Mental health and well-being in the legal industry: A podcast

Following mental health awareness week 2022, we look at how mental health and well-being in the legal industry continues to develop – driven by the post pandemic landscape, a candidate driven market and an impetus for change from the SRA and the industry as a whole.

The following is an extract from the podcast, recorded 11th May 2022, on mental health and well-being in law, featuring Sian Riley, former lawyer and wellbeing champion at Access Legal, and Leah Steele, also a former lawyer, founder of Searching for Serenity and a specialist burnout and resilience mentor and coach.

You can listen to the podcast recording on the following platforms:

Why is there a greater focus on mental health in the legal industry?

Mental health and well-being has quite rightly been a strong focus for the legal industry, and wider society, over the last 18 months or so, why has this cultural change occurred?

The environment we have found ourselves in over the last 18-24 months has been unprecedented. Remote working, social distancing and the break away from traditional working practices has forced a spotlight on the wellbeing of employees. This spotlight has come to rest on law firms in particular in part because it has developed an understanding that their products are not the wills, conveyancing or litigation services, but the people providing those services. It’s almost a shame that it took a pandemic to start this cultural shift to a more people focused mindset and there is still a long way to go.

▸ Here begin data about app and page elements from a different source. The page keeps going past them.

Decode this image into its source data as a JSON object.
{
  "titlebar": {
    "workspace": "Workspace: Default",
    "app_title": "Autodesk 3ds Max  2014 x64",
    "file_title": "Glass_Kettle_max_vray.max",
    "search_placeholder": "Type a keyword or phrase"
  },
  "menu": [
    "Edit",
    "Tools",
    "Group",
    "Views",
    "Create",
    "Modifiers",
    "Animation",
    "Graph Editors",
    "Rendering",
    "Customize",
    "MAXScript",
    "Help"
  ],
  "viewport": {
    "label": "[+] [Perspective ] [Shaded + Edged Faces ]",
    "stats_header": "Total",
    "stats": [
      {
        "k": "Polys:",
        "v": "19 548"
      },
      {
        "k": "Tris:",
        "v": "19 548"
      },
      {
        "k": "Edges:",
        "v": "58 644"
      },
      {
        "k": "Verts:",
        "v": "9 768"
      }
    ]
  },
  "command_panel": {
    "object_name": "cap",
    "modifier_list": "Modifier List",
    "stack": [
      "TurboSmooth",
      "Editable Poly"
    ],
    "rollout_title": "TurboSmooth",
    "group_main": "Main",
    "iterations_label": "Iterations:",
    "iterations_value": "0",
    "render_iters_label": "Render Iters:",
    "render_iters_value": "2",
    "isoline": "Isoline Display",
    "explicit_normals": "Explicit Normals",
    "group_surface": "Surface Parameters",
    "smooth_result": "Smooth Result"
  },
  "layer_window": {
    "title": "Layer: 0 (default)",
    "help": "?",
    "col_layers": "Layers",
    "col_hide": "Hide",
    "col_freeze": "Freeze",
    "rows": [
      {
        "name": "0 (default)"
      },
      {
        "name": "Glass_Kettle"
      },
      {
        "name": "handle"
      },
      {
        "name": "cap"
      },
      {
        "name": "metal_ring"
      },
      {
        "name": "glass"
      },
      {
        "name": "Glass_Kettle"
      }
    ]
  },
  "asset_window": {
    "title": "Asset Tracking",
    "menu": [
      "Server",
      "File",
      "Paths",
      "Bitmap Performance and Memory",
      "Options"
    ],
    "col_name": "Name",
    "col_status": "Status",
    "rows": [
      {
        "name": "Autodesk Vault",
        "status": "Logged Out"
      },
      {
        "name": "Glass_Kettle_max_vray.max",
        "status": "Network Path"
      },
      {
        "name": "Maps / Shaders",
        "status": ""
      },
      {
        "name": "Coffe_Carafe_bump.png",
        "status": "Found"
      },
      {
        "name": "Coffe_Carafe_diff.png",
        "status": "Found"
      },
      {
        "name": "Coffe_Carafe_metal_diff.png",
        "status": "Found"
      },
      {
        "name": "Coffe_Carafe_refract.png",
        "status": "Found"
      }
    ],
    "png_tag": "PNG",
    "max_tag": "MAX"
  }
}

The pandemic sharpened the focus on our own mental health and a developing need to feel connected. Home working has blurred the lines, especially when we think about working in law, where clients are quite often making a “distressed purchase” meaning that the work itself comes with a fair amount of stressors. Taking these into people’s homes means that there’s a real need for boundaries and more open conversations about wellbeing and balance.

Do you think getting this right could have an impact on talent attraction and retention which is another challenge in the sector?

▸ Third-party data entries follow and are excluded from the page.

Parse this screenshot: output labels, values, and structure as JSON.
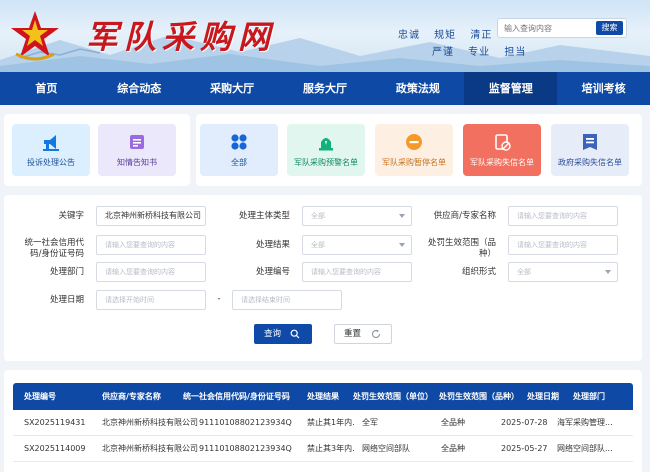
{
  "header": {
    "site_title": "军队采购网",
    "slogan_row1": "忠诚 规矩 清正",
    "slogan_row2": "严谨 专业 担当",
    "search_placeholder": "输入查询内容",
    "search_button": "搜索"
  },
  "nav": {
    "items": [
      "首页",
      "综合动态",
      "采购大厅",
      "服务大厅",
      "政策法规",
      "监督管理",
      "培训考核"
    ],
    "active": "监督管理"
  },
  "quick_links": {
    "left": [
      {
        "label": "投诉处理公告",
        "icon": "megaphone-icon"
      },
      {
        "label": "知情告知书",
        "icon": "notice-icon"
      }
    ],
    "right": [
      {
        "label": "全部",
        "icon": "grid-icon"
      },
      {
        "label": "军队采购预警名单",
        "icon": "alarm-icon"
      },
      {
        "label": "军队采购暂停名单",
        "icon": "pause-icon"
      },
      {
        "label": "军队采购失信名单",
        "icon": "blocked-document-icon"
      },
      {
        "label": "政府采购失信名单",
        "icon": "seal-icon"
      }
    ]
  },
  "filters": {
    "keyword_label": "关键字",
    "keyword_value": "北京神州新桥科技有限公司",
    "subject_type_label": "处理主体类型",
    "subject_type_value": "全部",
    "supplier_label": "供应商/专家名称",
    "supplier_placeholder": "请输入您要查询的内容",
    "credit_code_label_1": "统一社会信用代",
    "credit_code_label_2": "码/身份证号码",
    "credit_code_placeholder": "请输入您要查询的内容",
    "result_label": "处理结果",
    "result_value": "全部",
    "scope_label_1": "处罚生效范围（品",
    "scope_label_2": "种）",
    "scope_placeholder": "请输入您要查询的内容",
    "department_label": "处理部门",
    "department_placeholder": "请输入您要查询的内容",
    "number_label": "处理编号",
    "number_placeholder": "请输入您要查询的内容",
    "org_form_label": "组织形式",
    "org_form_value": "全部",
    "date_label": "处理日期",
    "date_start_placeholder": "请选择开始时间",
    "date_separator": "-",
    "date_end_placeholder": "请选择结束时间",
    "query_button": "查询",
    "reset_button": "重置"
  },
  "table": {
    "columns": [
      "处理编号",
      "供应商/专家名称",
      "统一社会信用代码/身份证号码",
      "处理结果",
      "处罚生效范围（单位）",
      "处罚生效范围（品种）",
      "处理日期",
      "处理部门"
    ],
    "rows": [
      [
        "SX2025119431",
        "北京神州新桥科技有限公司",
        "91110108802123934Q",
        "禁止其1年内...",
        "全军",
        "全品种",
        "2025-07-28",
        "海军采购管理..."
      ],
      [
        "SX2025114009",
        "北京神州新桥科技有限公司",
        "91110108802123934Q",
        "禁止其3年内...",
        "网络空间部队",
        "全品种",
        "2025-05-27",
        "网络空间部队..."
      ]
    ]
  },
  "colors": {
    "primary": "#0e4aa5",
    "title_red": "#c8181d",
    "page_bg": "#f0f3f8"
  }
}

Recruiting and retaining talent is very much an issue for a large majority of legal services providers. A candidate led market, particularly the millennials amongst them, are driving the focus towards mental health and wellbeing and an emphasis on work-life balance. Potential recruits are looking beyond the technical expertise of a firm (in many ways this is simply a given) to find a culture which aligns with their own values and ethos.

It used to be that working in law meant that many of the avenues (working flexibly, remotely, etc.) were not available as an option – now they’ve become a normal part of the conversation as firms realise that a focus on customer service doesn’t mean that fee earners need to be in an office nine to five.

What is the SRA doing to support mental health and well-being for the legal sector?

The SRA has produced a guidance note on wellbeing within law firms, with the consultation process still ongoing (May 2022). Although the extent of this guidance and its practical implications are not yet known, it is certainly a move towards a more proactive approach to wellbeing and the SRA are getting on board with being a force for change.

Over the last 10 years there has been an increasing number of high-profile cases, including junior lawyers being struck off for dishonesty and more recently, a managing partner pursuing a disability claim due to chronic burnout. As a result, the SRA is now responding – in a recent SRA webinar the culture of an “active bystander” is promoted, wherein individuals are empowered to speak out and challenge bullying or inappropriate behaviour. It remains to be seen just how this will work in practice, but the intentions are positive.

Finally, what take away would you give to listeners in terms of ideas they may wish to take on board to improve their own mental health and/or the mental health of those around them?

The theme of mental health awareness week was loneliness – and this can affect anyone at any time. We need to work on building meaningful social connections who can support us in both our work and personal life – people are fallible and importantly, people need people.

To engender a feeling of psychological safety we need to be honest. The more open we are about how we feel and our struggles, the more our teams will feel safe to have those open conversations.

You might also be interested in:

Our article on ‘Mental health and wellbeing in Law Firms – the story behind the new policy’ covers a bit more background behind the upcoming policy.

Check out our dedicated ‘Mental Health for Lawyers’ digital learning course, which you can find within our e-learning brochure.

Author – Toby Sewell, Divisional Marketing Manager, Access Legal

Original article found here –

This article has been written by the legal team at The Access Group which provides award-winning software for law firms.

Access Legal

Access Legal
Working in partnership with more than 3,500 UK law firms and underpinned by over 30 years of sector experience, Access Legal provides an unrivalled suite of complete software solutions. From case and practice management, finance, accounting and business intelligence to learning, compliance and HR – Access Legal helps firms take control of their time, improve efficiency and productivity. By providing software to manage every aspect of a firm’s operations, Access Legal enables ambitious firms to reach unlimited potential and have the freedom to focus on clients and people to drive profitability and growth. ​​​​Access Legal is part of The Access Group, a leading provider of business management software to mid-sized organisations. It helps more than 35,000 customers across commercial and not-for-profit sectors become more productive and efficient. Its innovative Access Workspace cloud solution transforms the way business software is used, giving every employee the freedom to do more. Founded in 1991, The Access Group employs more than 3000 staff.